**Action item:** Go through the material below and count the lines containing the word "JSON". Give that number by itself.

──────────

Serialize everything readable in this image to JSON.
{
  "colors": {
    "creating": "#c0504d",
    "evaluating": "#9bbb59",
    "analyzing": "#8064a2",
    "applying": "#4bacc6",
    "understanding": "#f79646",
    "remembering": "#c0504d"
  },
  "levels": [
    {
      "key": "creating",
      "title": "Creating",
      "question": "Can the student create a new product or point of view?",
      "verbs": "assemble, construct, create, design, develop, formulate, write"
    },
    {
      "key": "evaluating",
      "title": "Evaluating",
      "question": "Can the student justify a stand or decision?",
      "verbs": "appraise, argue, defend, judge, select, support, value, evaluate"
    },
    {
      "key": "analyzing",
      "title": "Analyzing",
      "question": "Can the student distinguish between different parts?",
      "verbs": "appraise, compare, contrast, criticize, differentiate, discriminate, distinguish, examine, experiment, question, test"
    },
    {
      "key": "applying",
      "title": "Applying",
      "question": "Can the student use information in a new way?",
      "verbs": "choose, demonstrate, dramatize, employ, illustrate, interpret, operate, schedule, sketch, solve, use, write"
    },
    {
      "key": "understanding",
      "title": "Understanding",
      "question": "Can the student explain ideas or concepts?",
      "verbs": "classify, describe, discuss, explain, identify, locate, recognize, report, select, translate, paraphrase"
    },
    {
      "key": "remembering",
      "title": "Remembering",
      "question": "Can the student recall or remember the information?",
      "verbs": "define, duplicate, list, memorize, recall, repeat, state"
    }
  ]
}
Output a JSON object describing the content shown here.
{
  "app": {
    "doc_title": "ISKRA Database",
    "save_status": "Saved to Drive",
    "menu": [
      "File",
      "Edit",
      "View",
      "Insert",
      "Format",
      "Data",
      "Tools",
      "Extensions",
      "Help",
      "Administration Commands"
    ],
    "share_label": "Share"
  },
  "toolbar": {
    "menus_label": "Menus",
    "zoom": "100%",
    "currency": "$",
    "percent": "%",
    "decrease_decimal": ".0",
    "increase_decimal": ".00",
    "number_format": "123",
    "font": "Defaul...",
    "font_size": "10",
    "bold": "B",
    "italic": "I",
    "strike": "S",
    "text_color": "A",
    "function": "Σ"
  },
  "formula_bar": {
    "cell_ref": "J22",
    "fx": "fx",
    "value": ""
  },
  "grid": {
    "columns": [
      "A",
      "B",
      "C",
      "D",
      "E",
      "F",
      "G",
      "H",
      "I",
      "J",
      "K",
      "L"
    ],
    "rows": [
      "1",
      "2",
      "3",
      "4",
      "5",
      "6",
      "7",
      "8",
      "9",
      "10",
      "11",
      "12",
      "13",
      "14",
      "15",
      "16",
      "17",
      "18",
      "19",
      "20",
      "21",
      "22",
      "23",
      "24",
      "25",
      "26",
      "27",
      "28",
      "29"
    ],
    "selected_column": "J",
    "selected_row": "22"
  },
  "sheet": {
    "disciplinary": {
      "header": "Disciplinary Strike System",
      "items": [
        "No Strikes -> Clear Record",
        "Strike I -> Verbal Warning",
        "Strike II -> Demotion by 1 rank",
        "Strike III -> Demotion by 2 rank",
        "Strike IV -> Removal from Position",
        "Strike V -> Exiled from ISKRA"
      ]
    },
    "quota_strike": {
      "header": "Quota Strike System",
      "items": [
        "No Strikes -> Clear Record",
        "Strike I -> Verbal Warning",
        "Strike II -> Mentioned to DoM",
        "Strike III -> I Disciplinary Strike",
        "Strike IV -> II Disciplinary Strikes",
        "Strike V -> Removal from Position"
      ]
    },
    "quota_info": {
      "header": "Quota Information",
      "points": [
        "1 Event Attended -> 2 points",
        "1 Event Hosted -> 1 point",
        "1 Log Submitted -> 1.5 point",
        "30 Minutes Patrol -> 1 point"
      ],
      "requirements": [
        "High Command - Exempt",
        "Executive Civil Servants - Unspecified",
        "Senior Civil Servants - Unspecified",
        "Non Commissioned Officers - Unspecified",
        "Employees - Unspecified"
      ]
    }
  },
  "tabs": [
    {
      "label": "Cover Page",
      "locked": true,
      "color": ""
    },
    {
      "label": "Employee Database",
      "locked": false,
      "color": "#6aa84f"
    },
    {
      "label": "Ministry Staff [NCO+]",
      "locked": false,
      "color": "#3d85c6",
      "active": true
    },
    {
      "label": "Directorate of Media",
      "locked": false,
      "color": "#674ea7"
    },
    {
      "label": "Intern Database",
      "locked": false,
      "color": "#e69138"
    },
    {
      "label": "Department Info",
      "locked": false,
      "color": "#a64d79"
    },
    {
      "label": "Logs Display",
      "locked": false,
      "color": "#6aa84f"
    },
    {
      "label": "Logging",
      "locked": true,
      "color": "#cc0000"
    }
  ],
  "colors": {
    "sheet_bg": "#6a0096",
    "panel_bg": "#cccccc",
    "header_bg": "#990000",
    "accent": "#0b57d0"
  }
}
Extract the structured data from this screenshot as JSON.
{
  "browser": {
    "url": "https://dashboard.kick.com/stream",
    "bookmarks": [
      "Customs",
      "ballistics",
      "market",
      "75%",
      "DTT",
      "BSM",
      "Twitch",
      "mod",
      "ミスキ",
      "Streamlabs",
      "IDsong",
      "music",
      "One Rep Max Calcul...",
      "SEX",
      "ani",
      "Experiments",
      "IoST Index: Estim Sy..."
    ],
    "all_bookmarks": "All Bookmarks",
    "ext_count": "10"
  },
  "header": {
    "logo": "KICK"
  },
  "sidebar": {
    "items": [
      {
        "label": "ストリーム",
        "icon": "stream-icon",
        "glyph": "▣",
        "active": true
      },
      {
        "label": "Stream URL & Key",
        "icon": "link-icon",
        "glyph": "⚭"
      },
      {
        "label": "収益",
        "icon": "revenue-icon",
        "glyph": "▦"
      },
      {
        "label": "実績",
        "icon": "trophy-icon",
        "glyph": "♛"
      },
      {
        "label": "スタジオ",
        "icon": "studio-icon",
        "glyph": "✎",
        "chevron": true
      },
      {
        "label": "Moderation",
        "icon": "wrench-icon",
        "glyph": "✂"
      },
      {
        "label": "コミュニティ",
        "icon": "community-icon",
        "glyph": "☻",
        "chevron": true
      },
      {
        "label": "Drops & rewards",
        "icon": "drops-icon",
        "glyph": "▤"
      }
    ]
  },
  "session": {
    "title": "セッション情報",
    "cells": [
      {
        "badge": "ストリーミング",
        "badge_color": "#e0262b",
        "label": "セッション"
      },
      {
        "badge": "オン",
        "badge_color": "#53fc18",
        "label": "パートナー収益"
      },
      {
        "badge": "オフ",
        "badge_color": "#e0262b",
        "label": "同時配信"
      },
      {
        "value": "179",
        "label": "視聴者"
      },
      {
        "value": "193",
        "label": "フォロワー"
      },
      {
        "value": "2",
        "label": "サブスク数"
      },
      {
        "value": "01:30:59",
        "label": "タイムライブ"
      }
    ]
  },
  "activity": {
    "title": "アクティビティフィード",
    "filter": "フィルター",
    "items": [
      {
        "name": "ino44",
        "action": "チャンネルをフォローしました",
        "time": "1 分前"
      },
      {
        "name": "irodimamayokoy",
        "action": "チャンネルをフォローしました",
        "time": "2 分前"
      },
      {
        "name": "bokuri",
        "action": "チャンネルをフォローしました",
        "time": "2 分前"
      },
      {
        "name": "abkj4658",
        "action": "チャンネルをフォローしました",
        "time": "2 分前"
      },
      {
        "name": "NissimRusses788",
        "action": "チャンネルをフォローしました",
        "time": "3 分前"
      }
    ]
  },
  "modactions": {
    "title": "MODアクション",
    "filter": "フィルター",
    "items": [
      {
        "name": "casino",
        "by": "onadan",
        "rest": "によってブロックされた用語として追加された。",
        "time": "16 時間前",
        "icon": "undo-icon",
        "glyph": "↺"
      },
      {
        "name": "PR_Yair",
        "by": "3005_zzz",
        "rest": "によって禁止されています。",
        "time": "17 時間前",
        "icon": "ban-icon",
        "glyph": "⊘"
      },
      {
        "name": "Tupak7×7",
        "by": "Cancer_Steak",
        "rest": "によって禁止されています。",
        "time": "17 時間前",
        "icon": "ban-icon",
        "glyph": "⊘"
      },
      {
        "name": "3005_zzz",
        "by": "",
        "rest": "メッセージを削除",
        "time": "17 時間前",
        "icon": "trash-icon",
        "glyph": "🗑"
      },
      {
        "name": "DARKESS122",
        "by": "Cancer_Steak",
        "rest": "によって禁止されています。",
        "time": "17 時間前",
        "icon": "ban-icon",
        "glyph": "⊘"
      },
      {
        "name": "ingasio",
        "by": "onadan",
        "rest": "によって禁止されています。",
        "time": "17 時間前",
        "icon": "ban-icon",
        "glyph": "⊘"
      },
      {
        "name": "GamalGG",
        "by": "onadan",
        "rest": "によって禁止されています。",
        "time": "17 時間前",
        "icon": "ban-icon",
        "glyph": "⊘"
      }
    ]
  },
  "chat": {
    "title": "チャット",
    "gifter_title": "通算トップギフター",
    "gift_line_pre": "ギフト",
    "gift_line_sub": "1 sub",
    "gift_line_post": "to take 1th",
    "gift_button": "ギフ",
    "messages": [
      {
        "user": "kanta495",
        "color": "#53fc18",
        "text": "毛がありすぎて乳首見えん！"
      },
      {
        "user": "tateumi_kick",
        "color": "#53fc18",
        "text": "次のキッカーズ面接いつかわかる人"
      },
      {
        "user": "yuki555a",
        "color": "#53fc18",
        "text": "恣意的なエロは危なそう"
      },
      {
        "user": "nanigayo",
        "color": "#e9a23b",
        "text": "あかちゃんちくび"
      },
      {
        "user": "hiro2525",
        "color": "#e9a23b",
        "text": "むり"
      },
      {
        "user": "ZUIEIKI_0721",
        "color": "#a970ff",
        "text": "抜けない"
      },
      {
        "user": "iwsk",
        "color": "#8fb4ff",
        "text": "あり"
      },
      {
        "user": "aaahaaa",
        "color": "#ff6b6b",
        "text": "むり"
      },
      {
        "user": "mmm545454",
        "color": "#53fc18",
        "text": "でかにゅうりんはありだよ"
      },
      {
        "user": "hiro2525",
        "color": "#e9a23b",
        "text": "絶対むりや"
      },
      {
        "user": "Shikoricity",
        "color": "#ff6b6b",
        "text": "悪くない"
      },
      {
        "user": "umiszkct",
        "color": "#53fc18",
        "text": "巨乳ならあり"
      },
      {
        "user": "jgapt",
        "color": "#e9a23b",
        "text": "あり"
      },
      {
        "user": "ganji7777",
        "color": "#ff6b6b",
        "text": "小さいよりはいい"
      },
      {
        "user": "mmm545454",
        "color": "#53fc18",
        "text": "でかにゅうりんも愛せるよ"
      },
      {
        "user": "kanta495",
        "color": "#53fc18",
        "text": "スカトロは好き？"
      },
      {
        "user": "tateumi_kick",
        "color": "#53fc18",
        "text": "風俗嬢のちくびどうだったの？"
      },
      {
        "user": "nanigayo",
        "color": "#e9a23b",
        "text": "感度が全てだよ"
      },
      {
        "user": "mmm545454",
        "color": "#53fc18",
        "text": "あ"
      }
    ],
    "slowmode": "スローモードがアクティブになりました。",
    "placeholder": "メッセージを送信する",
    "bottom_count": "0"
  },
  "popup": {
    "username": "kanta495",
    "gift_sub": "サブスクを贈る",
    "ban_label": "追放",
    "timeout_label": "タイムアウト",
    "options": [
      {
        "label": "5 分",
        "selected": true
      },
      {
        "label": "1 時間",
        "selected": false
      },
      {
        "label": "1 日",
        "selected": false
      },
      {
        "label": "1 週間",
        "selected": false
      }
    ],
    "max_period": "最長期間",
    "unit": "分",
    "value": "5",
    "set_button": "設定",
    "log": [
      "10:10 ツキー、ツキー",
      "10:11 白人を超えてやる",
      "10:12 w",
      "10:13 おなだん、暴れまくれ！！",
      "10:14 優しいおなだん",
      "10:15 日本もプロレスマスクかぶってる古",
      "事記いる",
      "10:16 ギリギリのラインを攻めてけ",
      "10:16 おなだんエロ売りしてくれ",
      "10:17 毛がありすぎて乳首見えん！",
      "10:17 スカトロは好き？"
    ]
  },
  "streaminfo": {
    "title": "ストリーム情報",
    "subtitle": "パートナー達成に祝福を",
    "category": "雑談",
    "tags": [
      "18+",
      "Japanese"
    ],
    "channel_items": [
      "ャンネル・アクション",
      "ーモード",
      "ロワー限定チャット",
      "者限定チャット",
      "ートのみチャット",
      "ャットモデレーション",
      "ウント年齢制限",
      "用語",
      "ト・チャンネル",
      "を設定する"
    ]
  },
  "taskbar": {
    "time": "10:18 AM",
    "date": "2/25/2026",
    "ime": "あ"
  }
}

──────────

**Result:** 3